The tension and potential conflict between these are explored, with particular reference to a succession of only partially successful attempts to make descriptive work directly relevant to language teaching and other applied concerns. For instance, when writing for medical journal you have to implement medical expressions in your work.
Although idioms seem quite harmless to us, they can degrade the quality of your essay. They are specific to certain people, their language, and even their country and you might not understand their true meaning. Misplaced idiom is a huge no-no. However, most people usually struggle finding right language for their essays. After all, writing articles or novels is somewhat easier. You already know the target audience and it makes it easier for you to choose right language.
Fluency of the movement is normal but children with ADHD were more likely to make slower movements during the handwriting task and hold the pen longer in the air between movements, especially when they had to write complex letters, implying that planning the movement may take longer.
Children who have ADHD were more likely to have difficulty parameterising movements in a consistent way.
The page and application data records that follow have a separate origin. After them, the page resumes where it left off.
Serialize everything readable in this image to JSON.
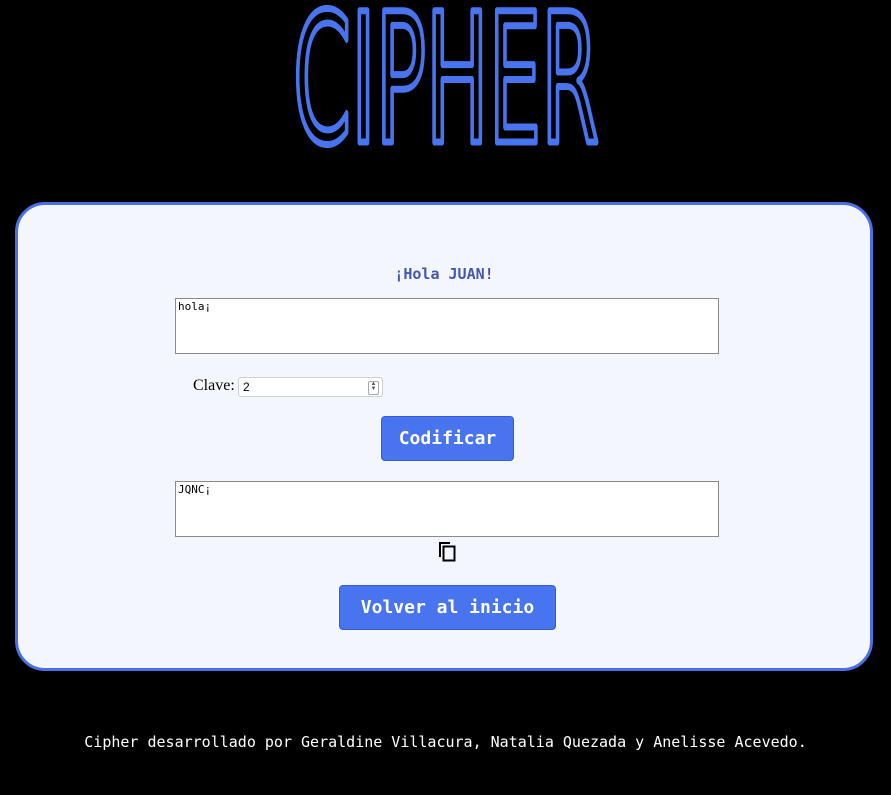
{
  "header": {
    "logo_text": "CIPHER"
  },
  "card": {
    "greeting": "¡Hola JUAN!",
    "input_text": "hola¡",
    "clave_label": "Clave:",
    "clave_value": "2",
    "encode_button": "Codificar",
    "output_text": "JQNC¡",
    "copy_icon": "copy-icon",
    "back_button": "Volver al inicio"
  },
  "footer": {
    "credits": "Cipher desarrollado por Geraldine Villacura, Natalia Quezada y Anelisse Acevedo."
  },
  "colors": {
    "accent": "#4874f0",
    "card_bg": "#f4f6fd",
    "card_border": "#4a6fe6",
    "greeting": "#4558b0"
  }
}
This has been explained with motor skill impairment either due to lack of attention or lack of inhibition. To anticipate a change of direction between strokes constant visual attention is essential.Google Translate is also sometimes helpful in this situation. In each language I study, I try to read everything I can get my hands on: novels, newspaper articles, poetry, comics, instruction manuals, and the list goes on. This will help you learn the vocabulary and style specific to that type of writing.
Australian Studies teaching in the UK Clare Spencer - 27 September A survey of Australian Studies teaching in UK universities, from interdisciplinary and single discipline perspectives, including history, literature, and the culture of indigenous Australians. If you enjoyed this article, please click the heart so other writers will see it. It is estimated that the Arabic script is used by close to 1 billion people worldwide. The guide is aimed that those involved in preparing their students for the workplace.
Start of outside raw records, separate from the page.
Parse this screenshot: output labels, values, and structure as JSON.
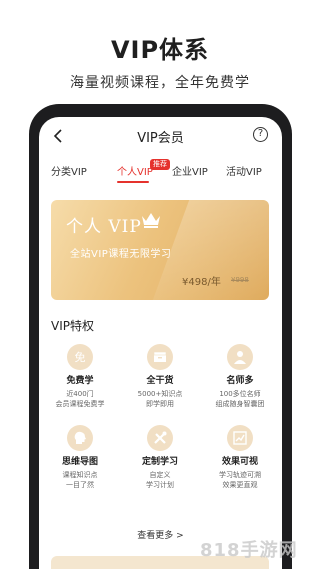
{
  "promo": {
    "title": "VIP体系",
    "subtitle": "海量视频课程，全年免费学"
  },
  "nav": {
    "title": "VIP会员",
    "help_symbol": "?"
  },
  "tabs": [
    {
      "label": "分类VIP"
    },
    {
      "label": "个人VIP",
      "active": true,
      "badge": "推荐"
    },
    {
      "label": "企业VIP"
    },
    {
      "label": "活动VIP"
    }
  ],
  "vip_card": {
    "title": "个人 VIP",
    "subtitle": "全站VIP课程无限学习",
    "price": "¥498/年",
    "original_price": "¥998"
  },
  "perks_section": {
    "title": "VIP特权"
  },
  "perks": [
    {
      "name": "免费学",
      "desc1": "近400门",
      "desc2": "会员课程免费学",
      "icon": "free-icon"
    },
    {
      "name": "全干货",
      "desc1": "5000+知识点",
      "desc2": "即学即用",
      "icon": "box-icon"
    },
    {
      "name": "名师多",
      "desc1": "100多位名师",
      "desc2": "组成随身智囊团",
      "icon": "teacher-icon"
    },
    {
      "name": "思维导图",
      "desc1": "课程知识点",
      "desc2": "一目了然",
      "icon": "brain-icon"
    },
    {
      "name": "定制学习",
      "desc1": "自定义",
      "desc2": "学习计划",
      "icon": "tools-icon"
    },
    {
      "name": "效果可视",
      "desc1": "学习轨迹可溯",
      "desc2": "效果更直观",
      "icon": "chart-icon"
    }
  ],
  "more": {
    "label": "查看更多 >"
  },
  "watermark": "818手游网",
  "colors": {
    "accent": "#e5322d",
    "gold": "#ecc27d",
    "perk_bg": "#f1dfc4",
    "phone_frame": "#1d1d1f"
  }
}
However, some learners can find the process of reflection problematic. It may be, however, that the success of these students depends on a curriculum that is not appropriate for all students who take an ab initio course. Disability and residence abroad - 16 December This article provides an introduction to ways of ensuring that disabled students are not denied the opportunity to participate in Residence Aboard and are not disadvantaged in the assessment of Residence Abroad. Variability of handwriting increases with longer texts.
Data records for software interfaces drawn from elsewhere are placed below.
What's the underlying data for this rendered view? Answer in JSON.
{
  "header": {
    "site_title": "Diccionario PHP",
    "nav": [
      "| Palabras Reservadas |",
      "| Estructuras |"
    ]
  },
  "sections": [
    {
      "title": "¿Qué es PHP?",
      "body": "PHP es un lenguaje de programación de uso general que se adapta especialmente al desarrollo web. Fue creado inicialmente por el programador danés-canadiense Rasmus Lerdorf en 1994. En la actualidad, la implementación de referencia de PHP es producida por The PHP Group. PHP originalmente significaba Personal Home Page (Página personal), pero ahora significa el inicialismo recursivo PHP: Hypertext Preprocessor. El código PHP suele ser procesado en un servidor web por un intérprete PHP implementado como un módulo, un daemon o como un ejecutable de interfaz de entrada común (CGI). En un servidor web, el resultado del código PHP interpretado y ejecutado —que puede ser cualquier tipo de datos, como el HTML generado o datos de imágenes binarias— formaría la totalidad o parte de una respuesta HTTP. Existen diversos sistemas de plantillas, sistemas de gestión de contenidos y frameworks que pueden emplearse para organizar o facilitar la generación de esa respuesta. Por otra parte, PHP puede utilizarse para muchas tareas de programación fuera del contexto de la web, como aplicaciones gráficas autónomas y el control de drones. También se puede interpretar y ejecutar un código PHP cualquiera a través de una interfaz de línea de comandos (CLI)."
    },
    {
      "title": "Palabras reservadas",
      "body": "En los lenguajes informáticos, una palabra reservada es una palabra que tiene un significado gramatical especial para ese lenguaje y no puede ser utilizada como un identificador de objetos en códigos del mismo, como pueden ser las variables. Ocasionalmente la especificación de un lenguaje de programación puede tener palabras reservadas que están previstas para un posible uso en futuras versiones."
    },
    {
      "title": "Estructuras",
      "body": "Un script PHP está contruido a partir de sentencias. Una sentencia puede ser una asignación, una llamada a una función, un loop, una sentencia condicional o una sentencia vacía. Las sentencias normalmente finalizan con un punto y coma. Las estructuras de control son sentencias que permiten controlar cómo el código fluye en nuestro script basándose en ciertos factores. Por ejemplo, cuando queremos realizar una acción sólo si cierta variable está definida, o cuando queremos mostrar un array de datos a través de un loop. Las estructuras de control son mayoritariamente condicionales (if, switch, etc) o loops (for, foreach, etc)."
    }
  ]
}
Programmes for annotating a corpus are examined as well as the use of corpora in teaching. When I read in a foreign language, I also like to take note of idioms. It engages the energy of grief as of key structural import and argues that for us to learn to navigate anew, for us to be people who language and who bring the intellectual delight and the trouble of languages to life, in the university, then collective grief and the sense of loss are not marginal affairs. Do you necessarily deliver cross cultural awareness through the teaching of a module on Italian literature or Spanish politics? Developing Computer Skills - 6 March Focusing on the IT skills required increasingly of staff in areas of administration, research and classroom practice, this article distinguishes generic core skills from those required in more specialist situations such as applied language study and areas of linguistics. It also demonstrates the importance of a partnership between an academic department and a careers service in order to develop and maintain links with employers.